Jordan Cooper’s “Ain’t No Mo” and Tom Stoppard’s “Leopoldstadt” collected six nominations each in the race for best new play. In an honest anomaly, the other three nominees in the category — Stephen Atlee Gurkis’ “Between Riverside and Crazy,” Martina Majok’s “The Cost of Living” and James James’ “Fat Ham” — are all Pulitzer Prize winners for drama. , in 2015, 2018 and 2022 respectively.
At a ceremony in Manhattan headlined by “Funny Girl” star Lea Michele and last year’s Tony winner Miles Frost for “MJ,” 27 of 38 eligible plays and musicals opened over 12. The month ends on April 27. Eleven shows received six nominations or more, a result that promises to make the 76th Tonys particularly competitive. Even the contests for best revival of a play and musical appear to be toss-ups: In the musical category, two popular Stephen Sondheim shows, “Into the Woods” and “Sweeney Todd: The Demon Barber of Fleet Street,” are up against each other. “Lerner and Lowe’s Camelot” and “Parade,” with a score by Jason Robert Brown.

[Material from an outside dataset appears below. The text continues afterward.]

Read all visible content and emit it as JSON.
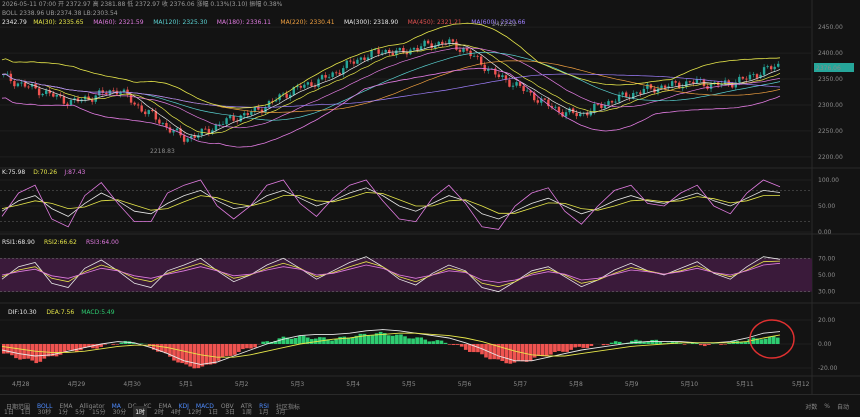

Both “Into the Woods” and “Parade” originated as concert revivals from Broadway as part of City Center Encores! project. Many of the stars of those productions were nominated: Sara Bareilles and Brian D’Arcy James won best actor for a musical for “Into the Woods,” and Michaela Diamond and Ben Platt earned similar spots for the musical “Parade.” In 1915, a Jew named Leo Frank was persecuted and beaten to death in an Atlanta suburb. Julia Lester, who played Little Red Riding Hood in “Into the Woods,” was nominated for Best Supporting Actress in a Musical. .
Contenders for best revival of a play include August Wilson’s “The Piano Lesson,” Henrik Ibsen’s “A Doll’s House,” Lorraine Hansberry’s “The Sign in Sydney Preston’s Window” and Suzanne-Lori Parks’ “Topdog/Underdog.”
The acting categories also offer some intriguing matchups: Jessica Chastain, nominated for best actress in a drama for her portrayal of Nora Helmer in “A Doll’s House,” faces debutant Jodie Comer as a London barrister. Susie Miller’s shock at her “first look”. Jessica Hecht in David Auburn’s “Summer, 1976” and Audra McDonald in Adrienne Kennedy’s “Ohio State Murders” are other strong actresses vying for the honor.
About 40 Tony nominators, representing a cross-section of theater disciplines, watch each show and vote for nominees in each category. Winners are chosen by a large group of Tony voters, numbering somewhere around 700. Tony rules allow flexibility in the number of nominees in each category; This year they went from four nominees for Best Actress in a Drama to seven for Best Lighting Design in a Drama.
Of particular note are “Topdog/Underdog” actors Yahya Abdul-Madeen II and Corey Hawkins, both up for Best Actor in a Drama. Stephen McKinley Henderson was singled out for his powerful work in “Between Riverside and Crazy”; Also in the running are Sean Hayes, who played Oscar Levant in “Good Night, Oscar,” and Wendell Pierce in the revival of “Death of a Salesman.”
Some other notable nominations in the acting categories: Victoria Clark, Justin Cooley and Bonnie Milligan, for outstanding performances in “Kimberly Akimbo”; In the revival of “Sweeney Todd” Sweeney Todd and Mrs. J. Harrison Nye and Christian Borle are up against each other for best actor in a musical for “Some Like It Hot” and Alex Newell and Kevin Cahoon are both nominated for best supporting actor in a musical for their priceless turns in “Shucked.”
While the accumulation of nominations gives some shows important bragging rights, musicals always top the charts because they qualify in more categories than plays, such as orchestrations, score and book. So Tuesday’s most-named headlines were all productions with songs: “& Juliet,” a pop riff on “Romeo and Juliet” that earned nine nods, as well as the touristy “New York, New York” and “Shucked,” a cheeky musical comedy set in rural America. Next at eight each are director Thomas Gayle’s “Sweeney Todd” and “Kimberly Akimbo,” about a New Jersey teenager who contracts a disease that causes her to age four times as fast as normal.
Tony Awards June 11 will air in two parts: The 90-minute preshow, including the first round of awards, will air on Pluto TV from 6:30pm to 8pm ET. This leads to the full telecast on CBS and Paramount Plus at 8 p.m.